Butler Shaffer notes some corrections here to his list of pen names, but I have a few more corrections to add:
Mary Wollstonecraft (not Woolstonecraft) was Mary Shelleys mother, not her secret identity. Shelley was the daughters married name. Although her maiden name was Godwin, not Wollstonecraft, Mary Shelley went by Mary Wollstonecraft Shelley, so this may be another case of a middle-name-mistaken-for-real-last-name.
Ovid, Horace, Vergil, and Livy arent pen names, since they never called themselves by those names; those are just the English versions of their names (just as, e.g., Aristotle and Jesus are the English forms of Aristoteles and Yeshuah).
Montesquieu wasnt Charles Secondats pen name, it was his title of nobility: he was Charles Secondat, Baron de Montesquieu. (Like John Clayton, Lord Greystoke.) Ditto, mutatis mutandis, for Lord Kelvin.

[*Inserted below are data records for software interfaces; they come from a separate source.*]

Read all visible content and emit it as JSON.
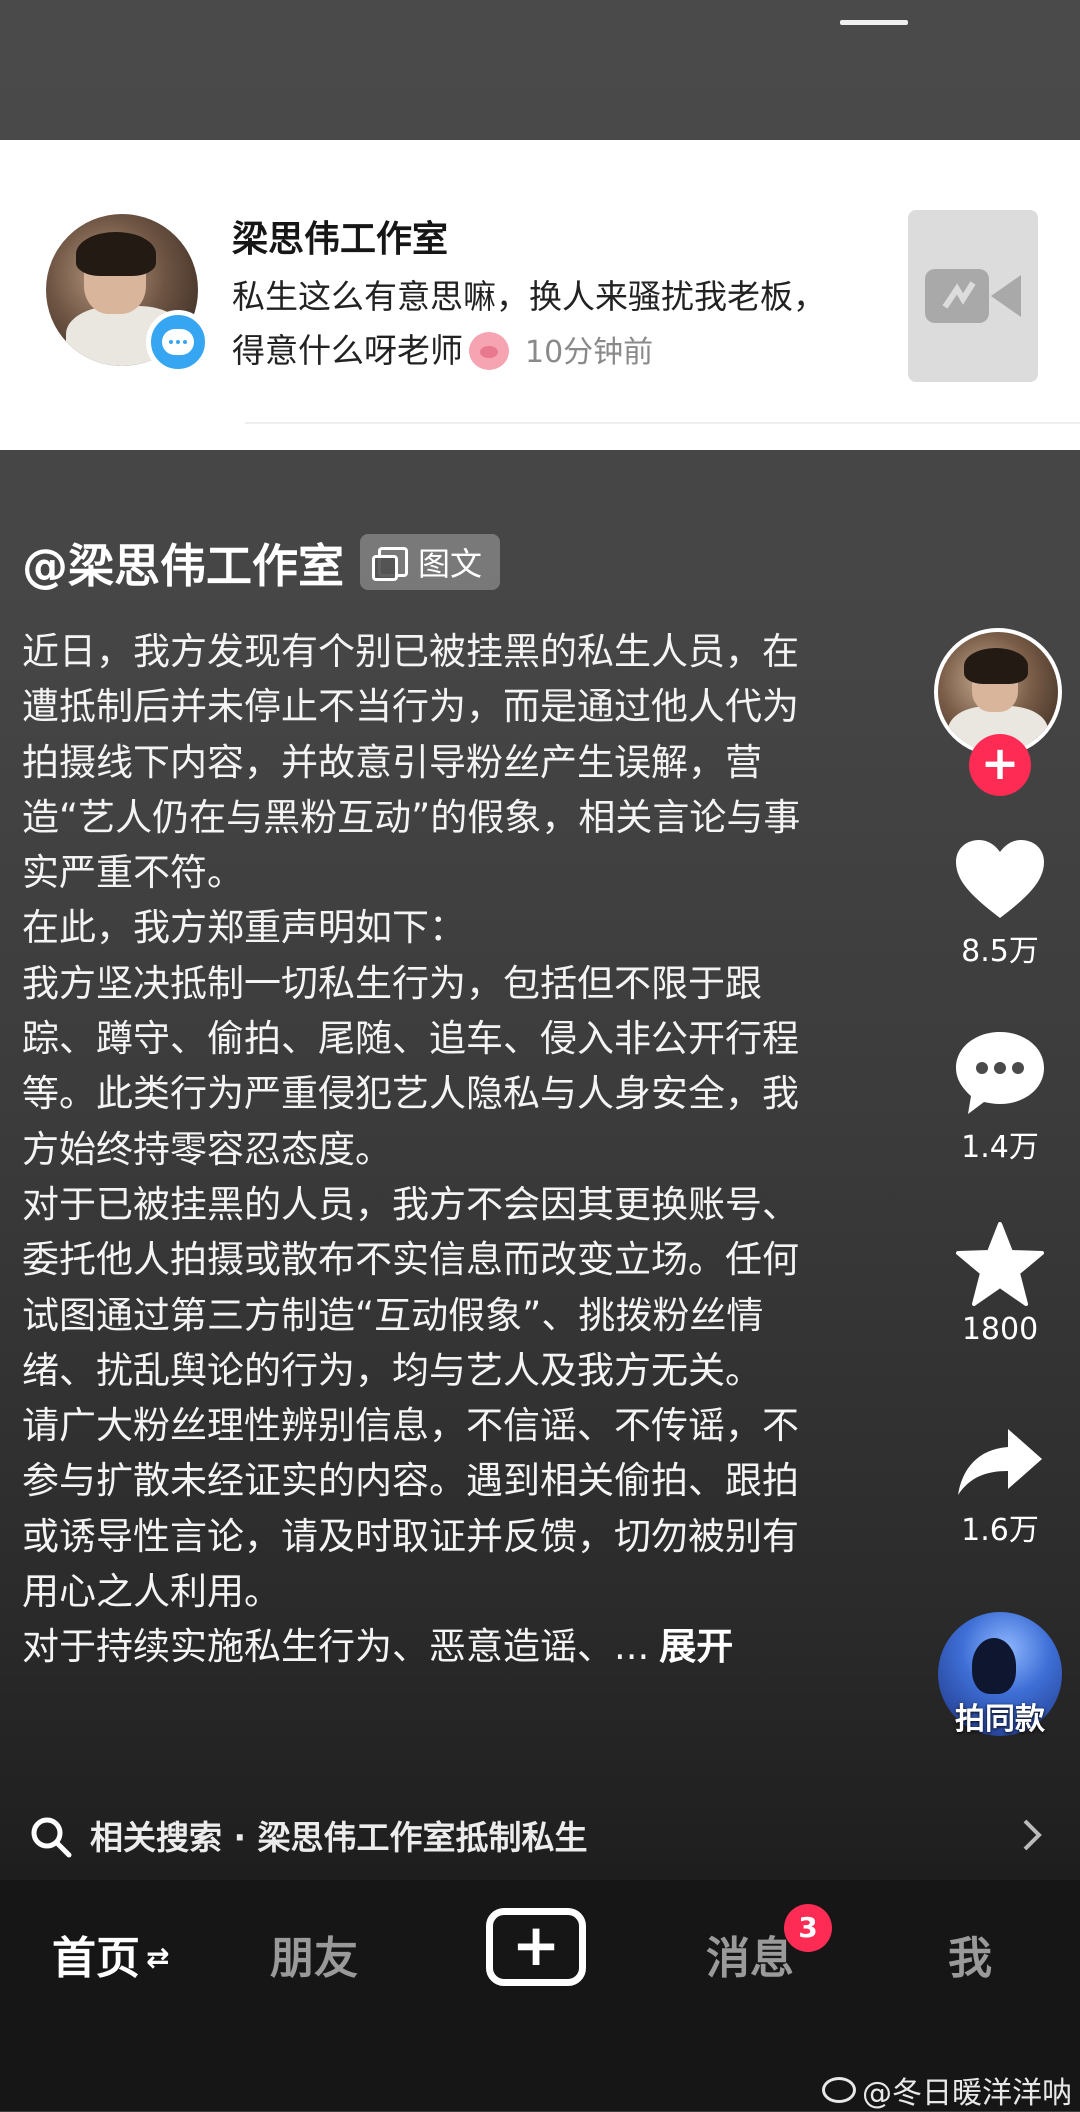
{
  "notification": {
    "sender": "梁思伟工作室",
    "message": "私生这么有意思嘛，换人来骚扰我老板，得意什么呀老师",
    "emoji": "pig-face",
    "time": "10分钟前"
  },
  "post": {
    "author": "@梁思伟工作室",
    "tag": "图文",
    "paragraphs": [
      "近日，我方发现有个别已被挂黑的私生人员，在遭抵制后并未停止不当行为，而是通过他人代为拍摄线下内容，并故意引导粉丝产生误解，营造“艺人仍在与黑粉互动”的假象，相关言论与事实严重不符。",
      "在此，我方郑重声明如下：",
      "我方坚决抵制一切私生行为，包括但不限于跟踪、蹲守、偷拍、尾随、追车、侵入非公开行程等。此类行为严重侵犯艺人隐私与人身安全，我方始终持零容忍态度。",
      "对于已被挂黑的人员，我方不会因其更换账号、委托他人拍摄或散布不实信息而改变立场。任何试图通过第三方制造“互动假象”、挑拨粉丝情绪、扰乱舆论的行为，均与艺人及我方无关。",
      "请广大粉丝理性辨别信息，不信谣、不传谣，不参与扩散未经证实的内容。遇到相关偷拍、跟拍或诱导性言论，请及时取证并反馈，切勿被别有用心之人利用。",
      "对于持续实施私生行为、恶意造谣、..."
    ],
    "expand_label": "展开"
  },
  "rail": {
    "likes": "8.5万",
    "comments": "1.4万",
    "favorites": "1800",
    "shares": "1.6万",
    "same_style_label": "拍同款",
    "follow_symbol": "+"
  },
  "related_search": "相关搜索 · 梁思伟工作室抵制私生",
  "tabbar": {
    "home": "首页",
    "home_arrows": "⇄",
    "friends": "朋友",
    "post_symbol": "+",
    "messages": "消息",
    "messages_badge": "3",
    "me": "我"
  },
  "watermark": "@冬日暖洋洋呐",
  "colors": {
    "accent": "#fe2c55",
    "message_badge": "#37a6f2"
  }
}
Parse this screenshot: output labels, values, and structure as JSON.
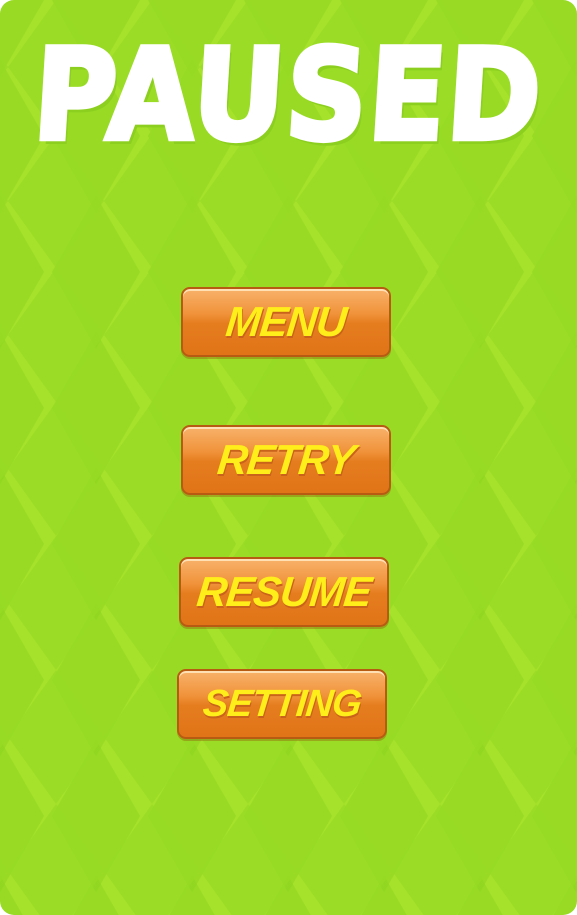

(Also does a name count as a pen name if one adopts it as one’s legal name? I believe Alisa Rosenbaum legally changed her name to Ayn Rand (to protect her family in Russia).)